■ Problem requirements: Once the images are set aside, print the remaining lines below exactly.

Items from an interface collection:
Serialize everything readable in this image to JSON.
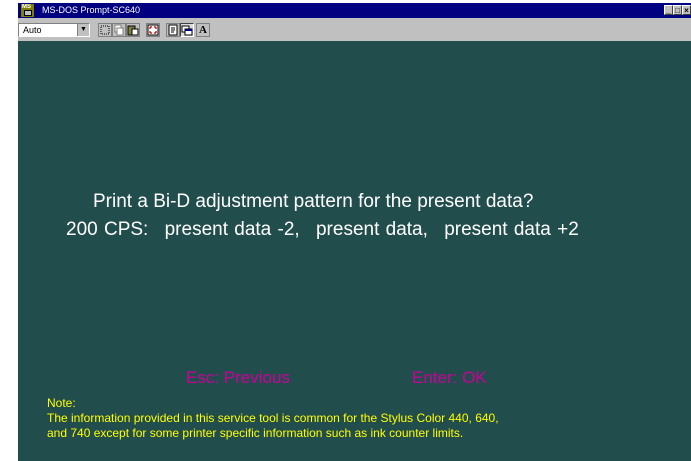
{
  "window": {
    "title": "MS-DOS Prompt-SC640",
    "icon_text": "MS",
    "controls": {
      "minimize": "_",
      "maximize": "□",
      "close": "×"
    }
  },
  "toolbar": {
    "font_select_value": "Auto",
    "buttons": [
      "mark-icon",
      "copy-icon",
      "paste-icon",
      "fullscreen-icon",
      "properties-icon",
      "background-icon",
      "font-icon"
    ],
    "font_button_label": "A"
  },
  "console": {
    "prompt_line": "Print a Bi-D adjustment pattern for the present data?",
    "speed": "200 CPS:",
    "options": [
      "present data -2,",
      "present data,",
      "present data +2"
    ],
    "esc_label": "Esc:  Previous",
    "enter_label": "Enter: OK",
    "note_label": "Note:",
    "note_line1": "The information provided in this service tool is common for the Stylus Color 440, 640,",
    "note_line2": "and 740 except for some printer specific information such as ink counter limits."
  },
  "colors": {
    "console_background": "#224d4d",
    "title_bar": "#000080",
    "prompt_text": "#ffffff",
    "key_text": "#cc0099",
    "note_text": "#ffff00"
  }
}
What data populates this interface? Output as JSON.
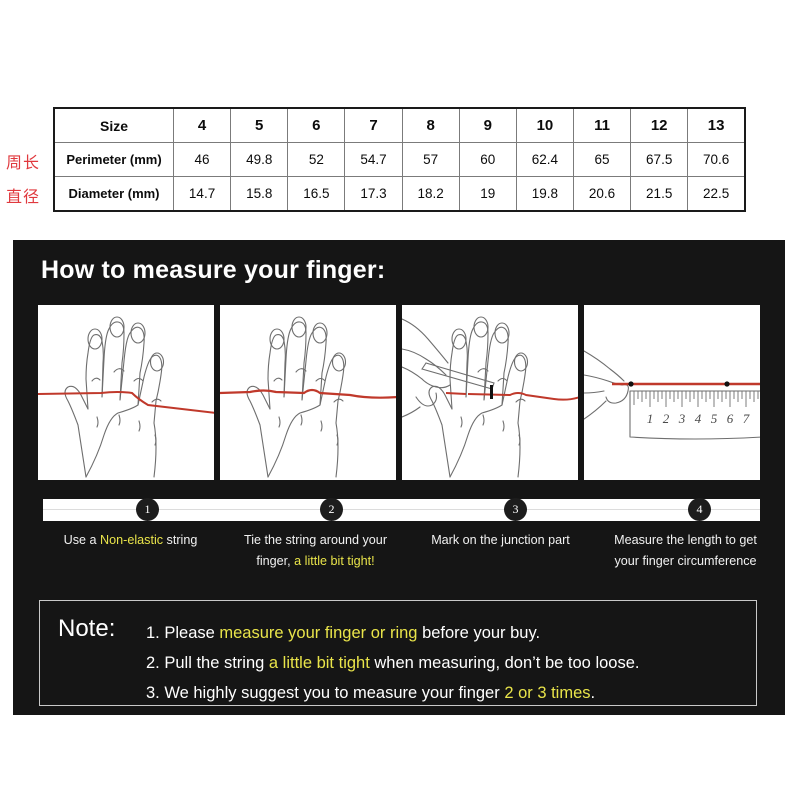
{
  "table": {
    "columns": [
      "Size",
      "4",
      "5",
      "6",
      "7",
      "8",
      "9",
      "10",
      "11",
      "12",
      "13"
    ],
    "rows": [
      {
        "label": "Perimeter (mm)",
        "side_label": "周长",
        "values": [
          "46",
          "49.8",
          "52",
          "54.7",
          "57",
          "60",
          "62.4",
          "65",
          "67.5",
          "70.6"
        ]
      },
      {
        "label": "Diameter (mm)",
        "side_label": "直径",
        "values": [
          "14.7",
          "15.8",
          "16.5",
          "17.3",
          "18.2",
          "19",
          "19.8",
          "20.6",
          "21.5",
          "22.5"
        ]
      }
    ]
  },
  "panel": {
    "title": "How to measure your finger:",
    "illustrations": [
      {
        "name": "hand-with-string-panel",
        "ruler_numbers": []
      },
      {
        "name": "hand-string-tied-panel",
        "ruler_numbers": []
      },
      {
        "name": "hand-marking-pen-panel",
        "ruler_numbers": []
      },
      {
        "name": "ruler-measuring-panel",
        "ruler_numbers": [
          "1",
          "2",
          "3",
          "4",
          "5",
          "6",
          "7"
        ]
      }
    ],
    "steps": [
      {
        "number": "1",
        "lines": [
          [
            {
              "t": "Use a ",
              "hl": false
            },
            {
              "t": "Non-elastic",
              "hl": true
            },
            {
              "t": " string",
              "hl": false
            }
          ]
        ]
      },
      {
        "number": "2",
        "lines": [
          [
            {
              "t": "Tie the string around your",
              "hl": false
            }
          ],
          [
            {
              "t": "finger, ",
              "hl": false
            },
            {
              "t": "a little bit tight!",
              "hl": true
            }
          ]
        ]
      },
      {
        "number": "3",
        "lines": [
          [
            {
              "t": "Mark on the junction part",
              "hl": false
            }
          ]
        ]
      },
      {
        "number": "4",
        "lines": [
          [
            {
              "t": "Measure the length to get",
              "hl": false
            }
          ],
          [
            {
              "t": "your finger circumference",
              "hl": false
            }
          ]
        ]
      }
    ],
    "note": {
      "label": "Note:",
      "items": [
        [
          {
            "t": "1. Please ",
            "hl": false
          },
          {
            "t": "measure your finger or ring",
            "hl": true
          },
          {
            "t": " before your buy.",
            "hl": false
          }
        ],
        [
          {
            "t": "2. Pull the string ",
            "hl": false
          },
          {
            "t": "a little bit tight",
            "hl": true
          },
          {
            "t": " when measuring, don’t be too loose.",
            "hl": false
          }
        ],
        [
          {
            "t": "3. We highly suggest you to measure your finger ",
            "hl": false
          },
          {
            "t": "2 or 3 times",
            "hl": true
          },
          {
            "t": ".",
            "hl": false
          }
        ]
      ]
    }
  },
  "colors": {
    "panel_background": "#151515",
    "highlight_yellow": "#e9e44a",
    "string_red": "#c0392b",
    "cn_label_red": "#e0393e",
    "table_border": "#7b7b7b"
  }
}
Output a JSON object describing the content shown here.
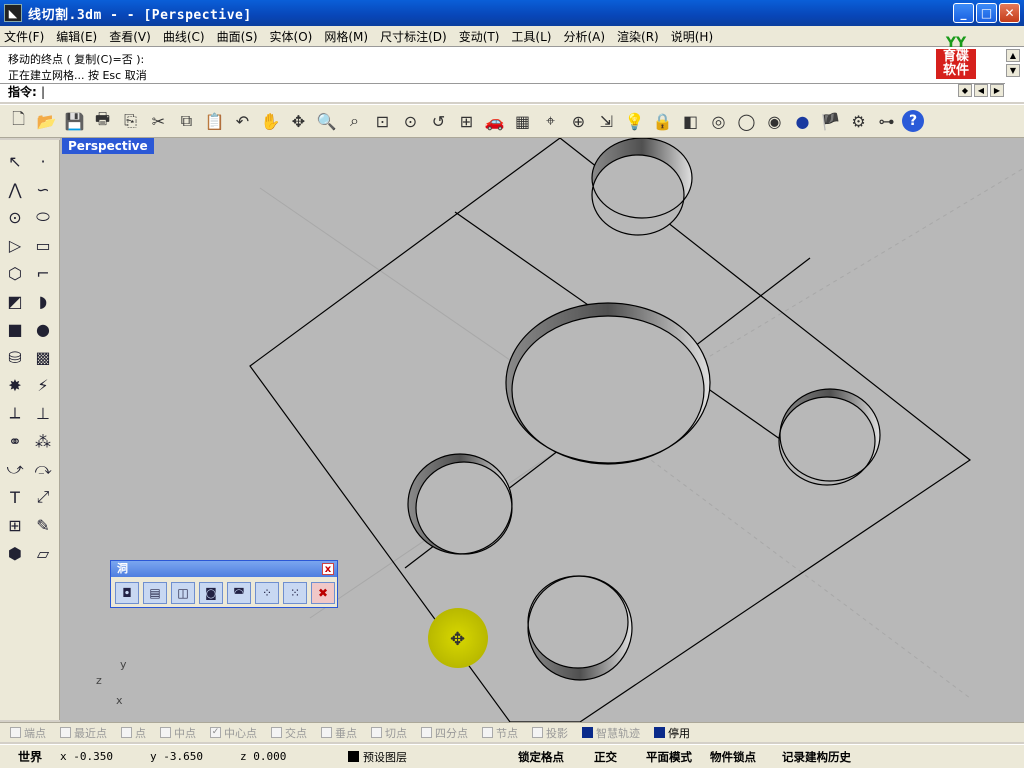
{
  "window": {
    "title": "线切割.3dm - - [Perspective]",
    "minimize": "_",
    "maximize": "□",
    "close": "✕"
  },
  "menu": [
    "文件(F)",
    "编辑(E)",
    "查看(V)",
    "曲线(C)",
    "曲面(S)",
    "实体(O)",
    "网格(M)",
    "尺寸标注(D)",
    "变动(T)",
    "工具(L)",
    "分析(A)",
    "渲染(R)",
    "说明(H)"
  ],
  "command": {
    "history": [
      "移动的终点 ( 复制(C)=否 ):",
      "正在建立网格... 按 Esc 取消"
    ],
    "prompt": "指令:",
    "logo_top": "YY",
    "logo_line1": "育碟",
    "logo_line2": "软件"
  },
  "toolbar_icons": [
    "new-file-icon",
    "open-folder-icon",
    "save-icon",
    "print-icon",
    "import-icon",
    "cut-icon",
    "copy-icon",
    "paste-icon",
    "undo-icon",
    "pan-hand-icon",
    "rotate-view-icon",
    "zoom-icon",
    "zoom-window-icon",
    "zoom-extents-icon",
    "zoom-selected-icon",
    "undo-view-icon",
    "four-views-icon",
    "car-icon",
    "grid-plane-icon",
    "cplane-icon",
    "osnap-icon",
    "move-icon",
    "light-icon",
    "lock-icon",
    "layer-icon",
    "color-wheel-icon",
    "wireframe-sphere-icon",
    "shaded-sphere-icon",
    "render-sphere-icon",
    "render-icon",
    "options-icon",
    "properties-icon",
    "help-icon"
  ],
  "viewport": {
    "label": "Perspective",
    "axis_y": "y",
    "axis_z": "z",
    "axis_x": "x"
  },
  "float_panel": {
    "title": "洞",
    "close": "x"
  },
  "osnap": [
    {
      "label": "端点",
      "checked": false
    },
    {
      "label": "最近点",
      "checked": false
    },
    {
      "label": "点",
      "checked": false
    },
    {
      "label": "中点",
      "checked": false
    },
    {
      "label": "中心点",
      "checked": true
    },
    {
      "label": "交点",
      "checked": false
    },
    {
      "label": "垂点",
      "checked": false
    },
    {
      "label": "切点",
      "checked": false
    },
    {
      "label": "四分点",
      "checked": false
    },
    {
      "label": "节点",
      "checked": false
    },
    {
      "label": "投影",
      "checked": false
    },
    {
      "label": "智慧轨迹",
      "checked": true
    },
    {
      "label": "停用",
      "checked": true
    }
  ],
  "status": {
    "world": "世界",
    "x": "x -0.350",
    "y": "y -3.650",
    "z": "z 0.000",
    "layer": "预设图层",
    "toggles": [
      "锁定格点",
      "正交",
      "平面模式",
      "物件锁点",
      "记录建构历史"
    ]
  }
}
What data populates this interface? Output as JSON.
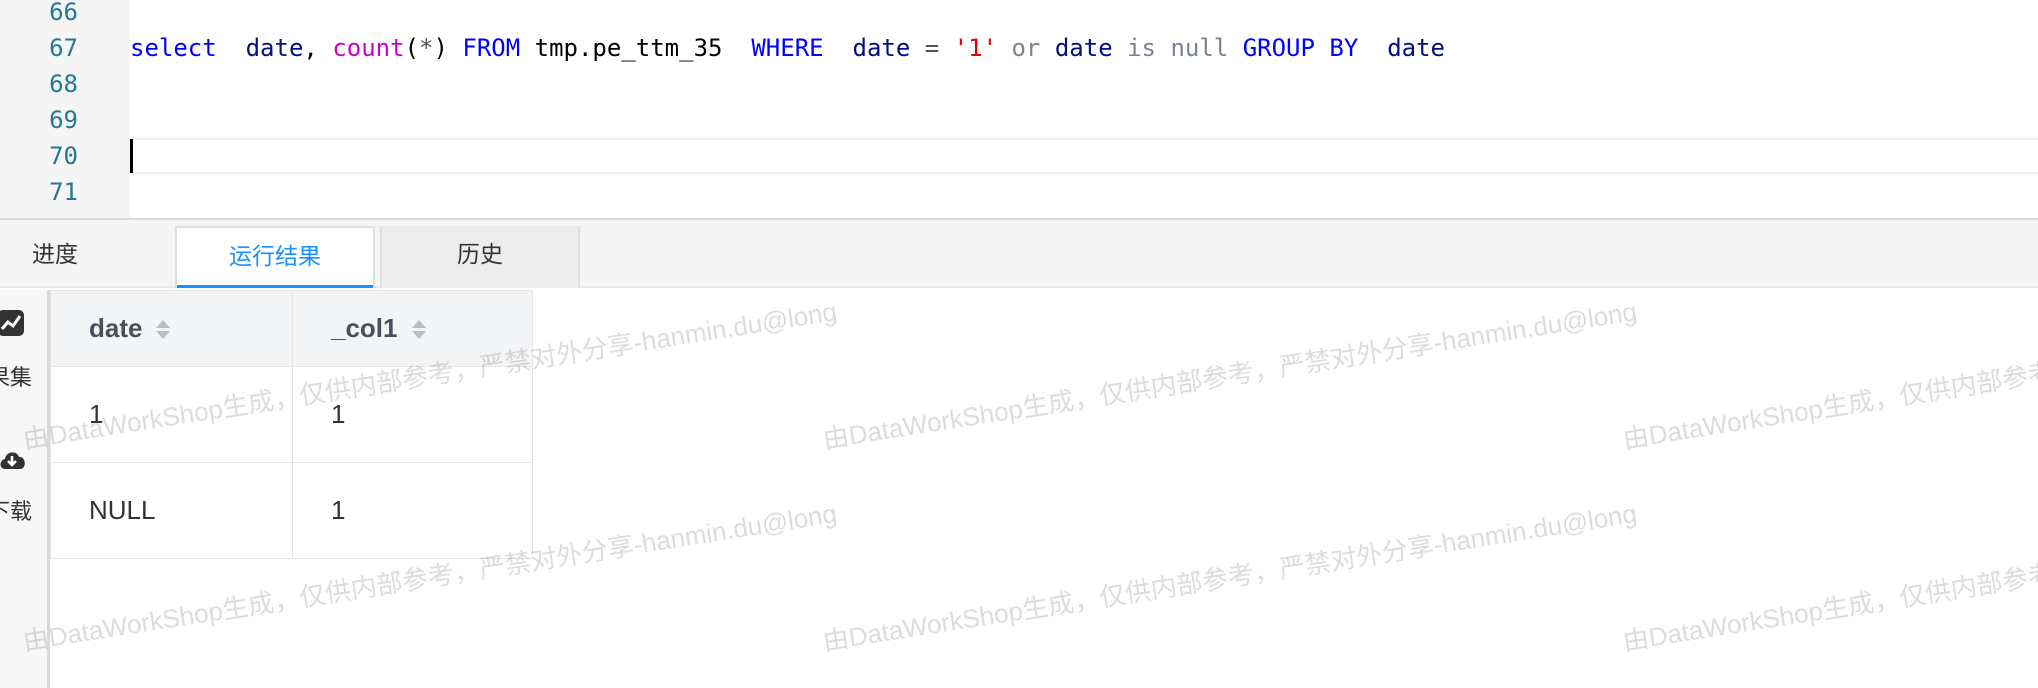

■ Output below:
Serialize everything readable in this image to JSON.
{
  "window": {
    "title": "MS-DOS Prompt-SC640",
    "icon_text": "MS",
    "controls": {
      "minimize": "_",
      "maximize": "□",
      "close": "×"
    }
  },
  "toolbar": {
    "font_select_value": "Auto",
    "buttons": [
      "mark-icon",
      "copy-icon",
      "paste-icon",
      "fullscreen-icon",
      "properties-icon",
      "background-icon",
      "font-icon"
    ],
    "font_button_label": "A"
  },
  "console": {
    "prompt_line": "Print a Bi-D adjustment pattern for the present data?",
    "speed": "200 CPS:",
    "options": [
      "present data -2,",
      "present data,",
      "present data +2"
    ],
    "esc_label": "Esc:  Previous",
    "enter_label": "Enter: OK",
    "note_label": "Note:",
    "note_line1": "The information provided in this service tool is common for the Stylus Color 440, 640,",
    "note_line2": "and 740 except for some printer specific information such as ink counter limits."
  },
  "colors": {
    "console_background": "#224d4d",
    "title_bar": "#000080",
    "prompt_text": "#ffffff",
    "key_text": "#cc0099",
    "note_text": "#ffff00"
  }
}
What data populates this interface? Output as JSON.
{
  "table": {
    "columns": [
      "Size",
      "4",
      "5",
      "6",
      "7",
      "8",
      "9",
      "10",
      "11",
      "12",
      "13"
    ],
    "rows": [
      {
        "label": "Perimeter (mm)",
        "side_label": "周长",
        "values": [
          "46",
          "49.8",
          "52",
          "54.7",
          "57",
          "60",
          "62.4",
          "65",
          "67.5",
          "70.6"
        ]
      },
      {
        "label": "Diameter (mm)",
        "side_label": "直径",
        "values": [
          "14.7",
          "15.8",
          "16.5",
          "17.3",
          "18.2",
          "19",
          "19.8",
          "20.6",
          "21.5",
          "22.5"
        ]
      }
    ]
  },
  "panel": {
    "title": "How to measure your finger:",
    "illustrations": [
      {
        "name": "hand-with-string-panel",
        "ruler_numbers": []
      },
      {
        "name": "hand-string-tied-panel",
        "ruler_numbers": []
      },
      {
        "name": "hand-marking-pen-panel",
        "ruler_numbers": []
      },
      {
        "name": "ruler-measuring-panel",
        "ruler_numbers": [
          "1",
          "2",
          "3",
          "4",
          "5",
          "6",
          "7"
        ]
      }
    ],
    "steps": [
      {
        "number": "1",
        "lines": [
          [
            {
              "t": "Use a ",
              "hl": false
            },
            {
              "t": "Non-elastic",
              "hl": true
            },
            {
              "t": " string",
              "hl": false
            }
          ]
        ]
      },
      {
        "number": "2",
        "lines": [
          [
            {
              "t": "Tie the string around your",
              "hl": false
            }
          ],
          [
            {
              "t": "finger, ",
              "hl": false
            },
            {
              "t": "a little bit tight!",
              "hl": true
            }
          ]
        ]
      },
      {
        "number": "3",
        "lines": [
          [
            {
              "t": "Mark on the junction part",
              "hl": false
            }
          ]
        ]
      },
      {
        "number": "4",
        "lines": [
          [
            {
              "t": "Measure the length to get",
              "hl": false
            }
          ],
          [
            {
              "t": "your finger circumference",
              "hl": false
            }
          ]
        ]
      }
    ],
    "note": {
      "label": "Note:",
      "items": [
        [
          {
            "t": "1. Please ",
            "hl": false
          },
          {
            "t": "measure your finger or ring",
            "hl": true
          },
          {
            "t": " before your buy.",
            "hl": false
          }
        ],
        [
          {
            "t": "2. Pull the string ",
            "hl": false
          },
          {
            "t": "a little bit tight",
            "hl": true
          },
          {
            "t": " when measuring, don’t be too loose.",
            "hl": false
          }
        ],
        [
          {
            "t": "3. We highly suggest you to measure your finger ",
            "hl": false
          },
          {
            "t": "2 or 3 times",
            "hl": true
          },
          {
            "t": ".",
            "hl": false
          }
        ]
      ]
    }
  },
  "colors": {
    "panel_background": "#151515",
    "highlight_yellow": "#e9e44a",
    "string_red": "#c0392b",
    "cn_label_red": "#e0393e",
    "table_border": "#7b7b7b"
  }
}
Output a JSON object describing the content shown here.
{
  "window": {
    "title": "线切割.3dm - - [Perspective]",
    "minimize": "_",
    "maximize": "□",
    "close": "✕"
  },
  "menu": [
    "文件(F)",
    "编辑(E)",
    "查看(V)",
    "曲线(C)",
    "曲面(S)",
    "实体(O)",
    "网格(M)",
    "尺寸标注(D)",
    "变动(T)",
    "工具(L)",
    "分析(A)",
    "渲染(R)",
    "说明(H)"
  ],
  "command": {
    "history": [
      "移动的终点 ( 复制(C)=否 ):",
      "正在建立网格... 按 Esc 取消"
    ],
    "prompt": "指令:",
    "logo_top": "YY",
    "logo_line1": "育碟",
    "logo_line2": "软件"
  },
  "toolbar_icons": [
    "new-file-icon",
    "open-folder-icon",
    "save-icon",
    "print-icon",
    "import-icon",
    "cut-icon",
    "copy-icon",
    "paste-icon",
    "undo-icon",
    "pan-hand-icon",
    "rotate-view-icon",
    "zoom-icon",
    "zoom-window-icon",
    "zoom-extents-icon",
    "zoom-selected-icon",
    "undo-view-icon",
    "four-views-icon",
    "car-icon",
    "grid-plane-icon",
    "cplane-icon",
    "osnap-icon",
    "move-icon",
    "light-icon",
    "lock-icon",
    "layer-icon",
    "color-wheel-icon",
    "wireframe-sphere-icon",
    "shaded-sphere-icon",
    "render-sphere-icon",
    "render-icon",
    "options-icon",
    "properties-icon",
    "help-icon"
  ],
  "viewport": {
    "label": "Perspective",
    "axis_y": "y",
    "axis_z": "z",
    "axis_x": "x"
  },
  "float_panel": {
    "title": "洞",
    "close": "x"
  },
  "osnap": [
    {
      "label": "端点",
      "checked": false
    },
    {
      "label": "最近点",
      "checked": false
    },
    {
      "label": "点",
      "checked": false
    },
    {
      "label": "中点",
      "checked": false
    },
    {
      "label": "中心点",
      "checked": true
    },
    {
      "label": "交点",
      "checked": false
    },
    {
      "label": "垂点",
      "checked": false
    },
    {
      "label": "切点",
      "checked": false
    },
    {
      "label": "四分点",
      "checked": false
    },
    {
      "label": "节点",
      "checked": false
    },
    {
      "label": "投影",
      "checked": false
    },
    {
      "label": "智慧轨迹",
      "checked": true
    },
    {
      "label": "停用",
      "checked": true
    }
  ],
  "status": {
    "world": "世界",
    "x": "x -0.350",
    "y": "y -3.650",
    "z": "z 0.000",
    "layer": "预设图层",
    "toggles": [
      "锁定格点",
      "正交",
      "平面模式",
      "物件锁点",
      "记录建构历史"
    ]
  }
}
What data populates this interface? Output as JSON.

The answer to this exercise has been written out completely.